Classrooms may have changed from pencils to PowerPoint, but the Saturday Evening Post has always been there to witness sending our kids back to school.
The 1950s and '60s were a time of conformity, right? Well, leave it to Post cover artists to find the odd ones.
From luminaries like Stan the Man and Yogi Berra, to kids playing sandlot ball, The Saturday Evening Post knew no equal when it came to great baseball covers.
The Saturday Evening Post loves dogs, and so do our cover artists!
Crackling fires, crunchy leaves, and crisp, cool days: what's not to love about fall?
Kick off the NFL season with classic Post covers spanning six decades of football, from childhood to college and the pros.
Flags, fireworks, and fun all mark one of our favorite holidays, the Fourth of July. These covers express the very essence of Independence Day.
We offer a tribute to all of the hard-working moms and all that they do for us. Make sure to give her something nice (a subscription to The Saturday Evening Post, perhaps?) but most importantly, tell her that you love her. Subscribe to the magazine for more art, inspiring stories, fiction, humor, and features from our archives.
It's as true today as it was in 1934. Nothing is better on a warm spring day than riding through the neighborhood on your bicycle.
Decades of Saturday Evening Post covers show that we have always sought self-improvement.
These classic Saturday Evening Post covers show what happens when you mix kids and doctors. Results may vary!
Throughout the 1940s, artist Mead Schaeffer painted dozens of covers for The Saturday Evening Post, many featuring men hard a work in factories and fields. Here are a few of our favorites. If you’d like to see all of The Saturday Evening Post covers and read the pages of these and other issues from our archive, become a member.
What's more calming, wholesome, and reassuring than pictures of puppies?
The weather may be dreary, but these rainy day Post covers will make you feel cheery!
Many of the covers of The Saturday Evening Post were painted by Norman Rockwell—322 in all—but not all of our covers were Rockwells! Can you tell which of these covers are Norman Rockwell originals and which aren’t? We’ve removed the artists’ signatures to make it more challenging.
It's clear from even the briefest survey of his work that Norman Rockwell loved dogs; canine companions played supporting roles in dozens of his covers.
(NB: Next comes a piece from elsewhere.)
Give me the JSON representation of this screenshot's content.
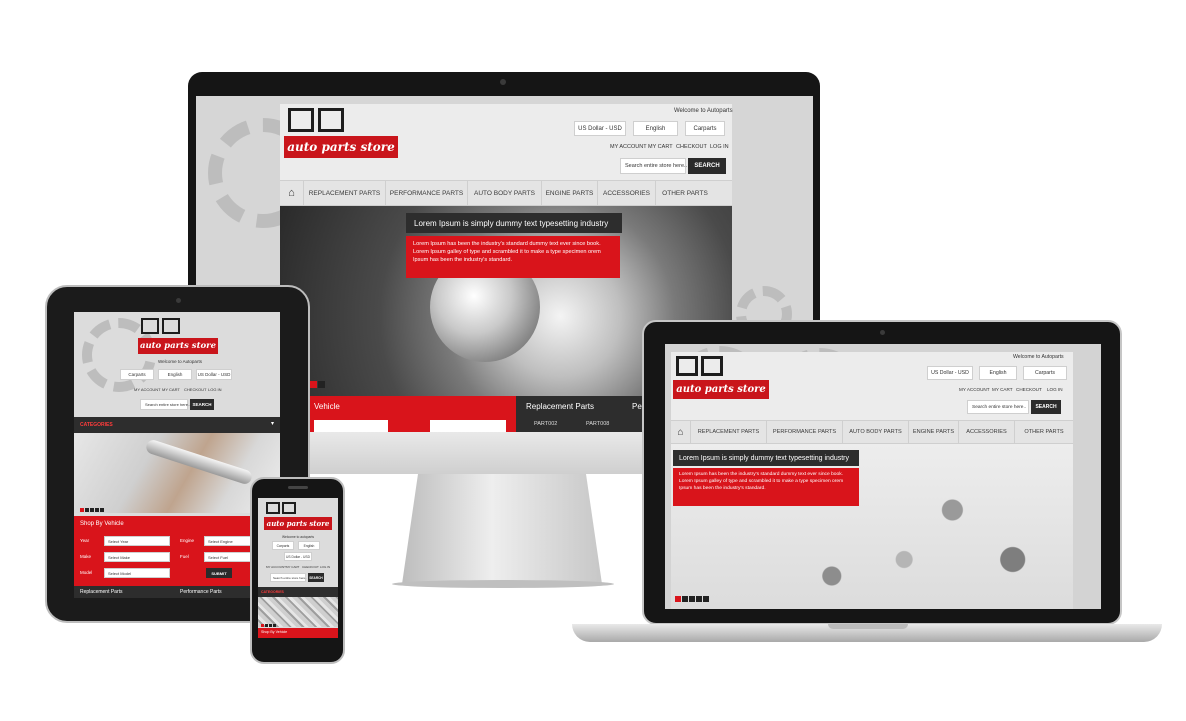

But in the illustrations that follow, dogs take the lead — including Norman's own dog, the collie, named Raleigh Rockwell. This collection appears in our May/June 2019 issue. Subscribe to the magazine for more art, inspiring stories, fiction, humor, and features from our archives.
From the lighthouses of Maine to the majestic Cascades of Oregon, The Saturday Evening Post has represented every state on its cover. Here are 50 of our favorites.
Over the decades, The Saturday Evening Post has featured dozens of classic images of Santa Claus on their December covers. Here are a few of our favorites.
Trapeze artists, clowns, elephants... the exotic magic of the circus has long been a part of the American tradition. These colorful illustrations capture the spirit of the Big Top.
From 1900-1907, The Saturday Evening Post would feature an issue dedicated to college-bound men — The College Man's Number. The issues featured articles on furnishing a college room, the diary of a Harvard freshman, classic college pranks, and the greatest college town. (Sorry Cambridge. In 1902, it was New York.) If you'd like to see all of The Saturday Evening Post covers and read the pages of these and other issues from our archive, become a member.
It seems elections bring out the worst and best America has to offer. These classic Post covers capture the hope, hostility — and humor — when it's time to go to the polls.
Whether you're a die-hard train buff, a transportation geek, or merely a weary commuter, trains have long played a major role in American life. These covers — from as early as 1901 — reflect our love affair with locomotives.
You're all ready to enjoy a few moments of peace and quiet, when you're suddenly set upon by visitors. What's the worst that could happen? Artist George Hughes thought of a few scenarios...
Whether it’s work, weltschmerz, or worm farming woes, we all experience insomnia about something at some point in our lives. Here are some of our favorite covers of the things that keep us up at night.
The Saturday Evening Post has featured covers from three generations of Wyeths: N.C., Andrew, and Jamie.